— What the task requires —
Among the entries below, which lines include the string "likes"? Show each one.

— Provided data —
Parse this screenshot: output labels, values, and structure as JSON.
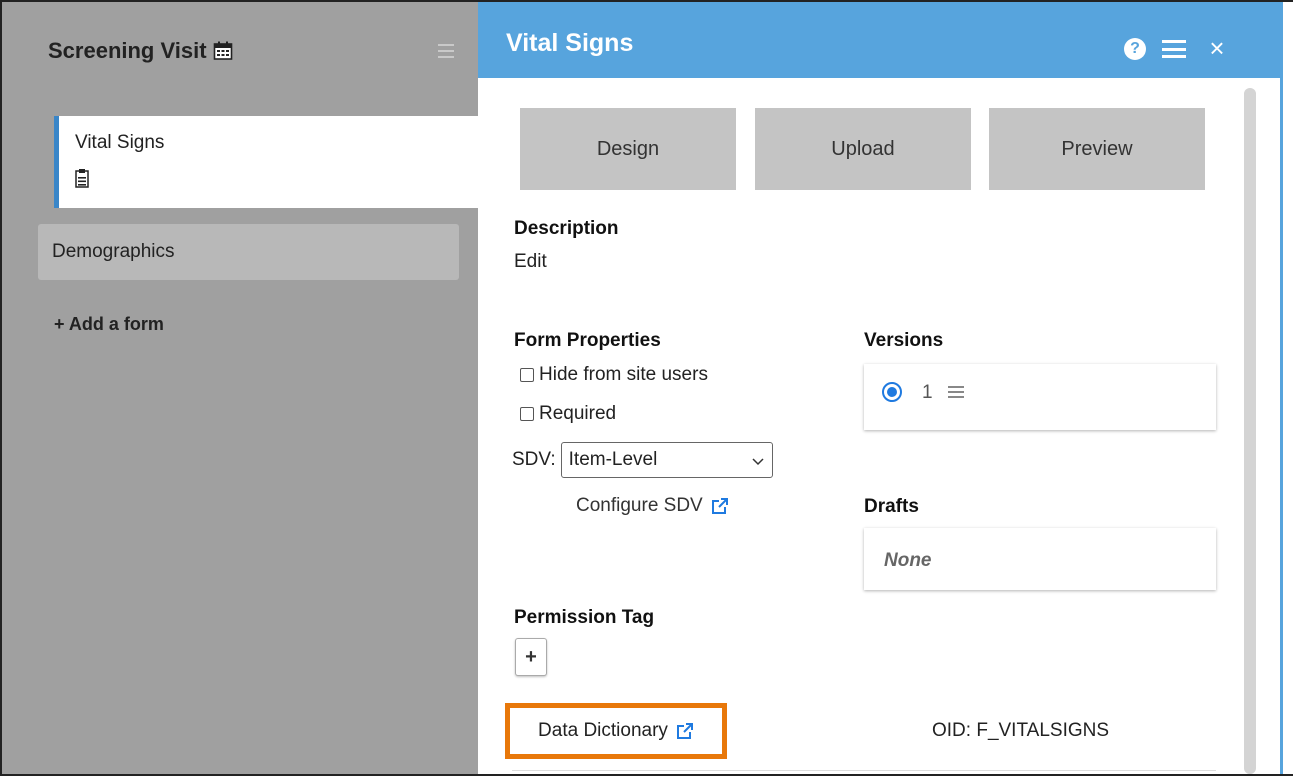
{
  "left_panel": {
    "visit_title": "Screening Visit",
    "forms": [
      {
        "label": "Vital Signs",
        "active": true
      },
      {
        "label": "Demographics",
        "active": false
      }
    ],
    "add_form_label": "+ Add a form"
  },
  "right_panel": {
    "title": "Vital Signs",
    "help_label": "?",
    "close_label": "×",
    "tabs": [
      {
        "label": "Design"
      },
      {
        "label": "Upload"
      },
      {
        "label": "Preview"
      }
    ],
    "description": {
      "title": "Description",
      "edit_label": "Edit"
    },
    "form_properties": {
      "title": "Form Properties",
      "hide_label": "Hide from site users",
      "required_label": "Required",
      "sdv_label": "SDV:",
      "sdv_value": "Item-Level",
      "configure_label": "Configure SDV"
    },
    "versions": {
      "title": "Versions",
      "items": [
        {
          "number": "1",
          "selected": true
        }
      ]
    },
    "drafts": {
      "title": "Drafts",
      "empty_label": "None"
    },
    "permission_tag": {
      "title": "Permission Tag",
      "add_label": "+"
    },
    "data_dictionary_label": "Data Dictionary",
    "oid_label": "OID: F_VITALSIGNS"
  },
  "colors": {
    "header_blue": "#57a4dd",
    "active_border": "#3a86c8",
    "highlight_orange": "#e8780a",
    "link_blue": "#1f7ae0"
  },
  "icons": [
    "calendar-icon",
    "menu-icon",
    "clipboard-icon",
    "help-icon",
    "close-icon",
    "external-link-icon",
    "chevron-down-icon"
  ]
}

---

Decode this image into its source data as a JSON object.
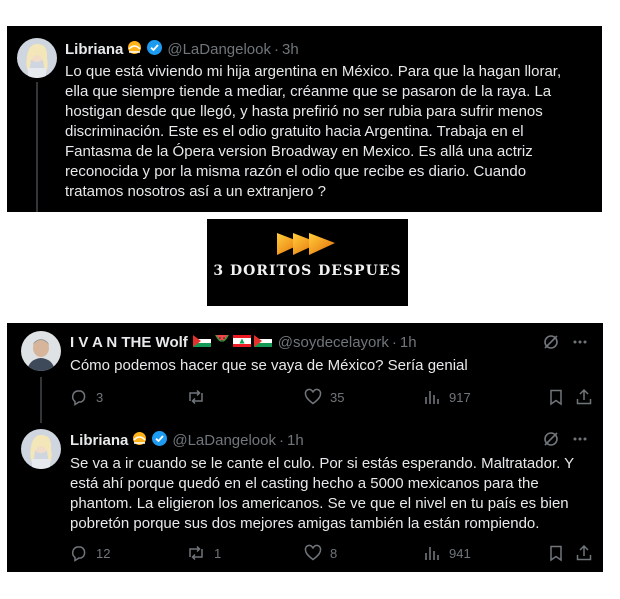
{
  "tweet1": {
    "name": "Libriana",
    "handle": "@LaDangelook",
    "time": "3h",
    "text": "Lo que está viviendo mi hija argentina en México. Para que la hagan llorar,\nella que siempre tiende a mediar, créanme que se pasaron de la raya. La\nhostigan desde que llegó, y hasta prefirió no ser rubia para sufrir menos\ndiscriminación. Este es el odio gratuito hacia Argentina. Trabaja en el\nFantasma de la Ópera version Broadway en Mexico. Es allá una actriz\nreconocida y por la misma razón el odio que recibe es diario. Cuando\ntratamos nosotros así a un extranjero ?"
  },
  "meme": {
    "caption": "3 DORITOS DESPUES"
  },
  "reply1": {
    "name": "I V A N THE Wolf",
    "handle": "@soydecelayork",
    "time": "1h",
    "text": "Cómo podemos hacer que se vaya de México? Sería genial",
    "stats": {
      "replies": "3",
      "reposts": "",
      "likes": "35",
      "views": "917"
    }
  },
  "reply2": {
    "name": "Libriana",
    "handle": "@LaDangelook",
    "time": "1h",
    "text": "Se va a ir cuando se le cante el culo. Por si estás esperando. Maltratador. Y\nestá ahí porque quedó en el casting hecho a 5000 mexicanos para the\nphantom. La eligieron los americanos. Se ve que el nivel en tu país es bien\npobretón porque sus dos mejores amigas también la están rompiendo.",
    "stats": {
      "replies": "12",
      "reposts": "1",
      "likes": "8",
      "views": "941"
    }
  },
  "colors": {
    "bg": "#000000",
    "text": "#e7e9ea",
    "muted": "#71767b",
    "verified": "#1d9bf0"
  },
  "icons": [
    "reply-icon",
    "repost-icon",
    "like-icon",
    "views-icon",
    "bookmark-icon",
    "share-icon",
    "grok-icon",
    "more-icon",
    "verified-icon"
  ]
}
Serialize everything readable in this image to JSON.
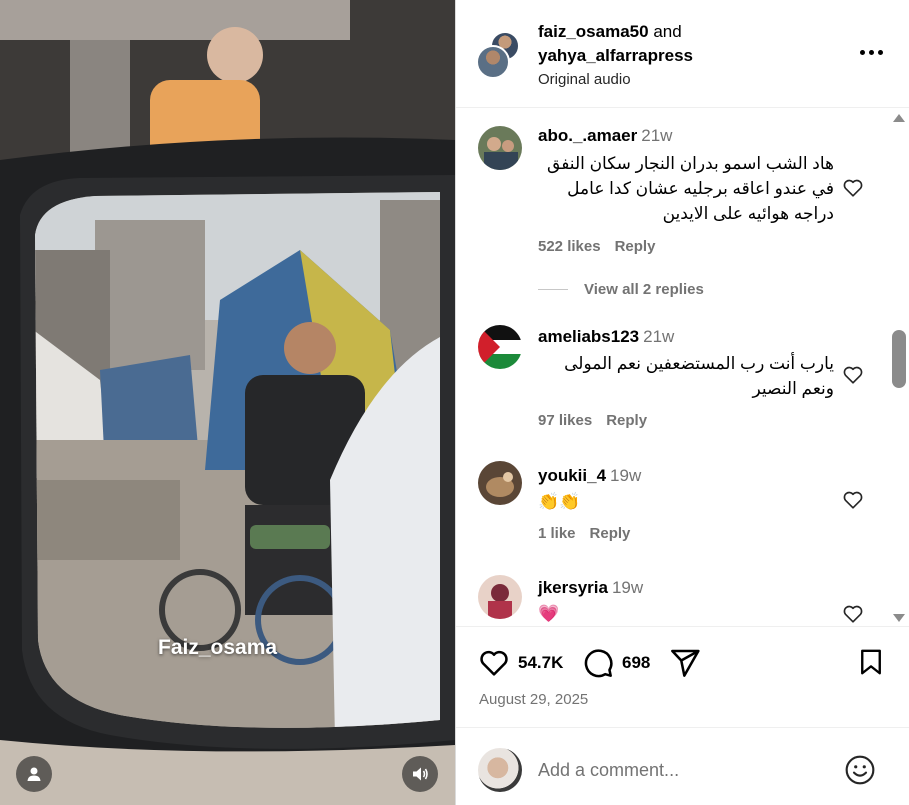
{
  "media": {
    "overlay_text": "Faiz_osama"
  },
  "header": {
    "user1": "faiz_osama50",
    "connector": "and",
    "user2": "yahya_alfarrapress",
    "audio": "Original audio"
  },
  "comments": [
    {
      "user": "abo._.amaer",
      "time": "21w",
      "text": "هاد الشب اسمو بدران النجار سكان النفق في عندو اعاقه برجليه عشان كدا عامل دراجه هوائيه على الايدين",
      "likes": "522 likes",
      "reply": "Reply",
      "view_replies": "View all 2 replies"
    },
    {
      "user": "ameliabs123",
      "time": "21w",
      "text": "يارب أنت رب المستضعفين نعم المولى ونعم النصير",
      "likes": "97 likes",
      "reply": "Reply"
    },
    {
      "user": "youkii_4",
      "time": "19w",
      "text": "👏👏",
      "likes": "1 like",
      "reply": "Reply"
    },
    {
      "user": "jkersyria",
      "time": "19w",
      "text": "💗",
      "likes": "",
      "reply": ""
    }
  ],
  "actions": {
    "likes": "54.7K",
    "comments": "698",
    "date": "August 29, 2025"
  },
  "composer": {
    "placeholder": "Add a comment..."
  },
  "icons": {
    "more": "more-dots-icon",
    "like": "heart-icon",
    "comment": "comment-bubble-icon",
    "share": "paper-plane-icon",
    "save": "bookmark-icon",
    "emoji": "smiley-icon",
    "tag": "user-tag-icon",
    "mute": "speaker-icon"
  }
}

— Result of the exercise —
      "likes": "35",
      "likes": "8",
      "likes": "522 likes",
      "likes": "97 likes",
      "likes": "1 like",
      "likes": "",
    "likes": "54.7K",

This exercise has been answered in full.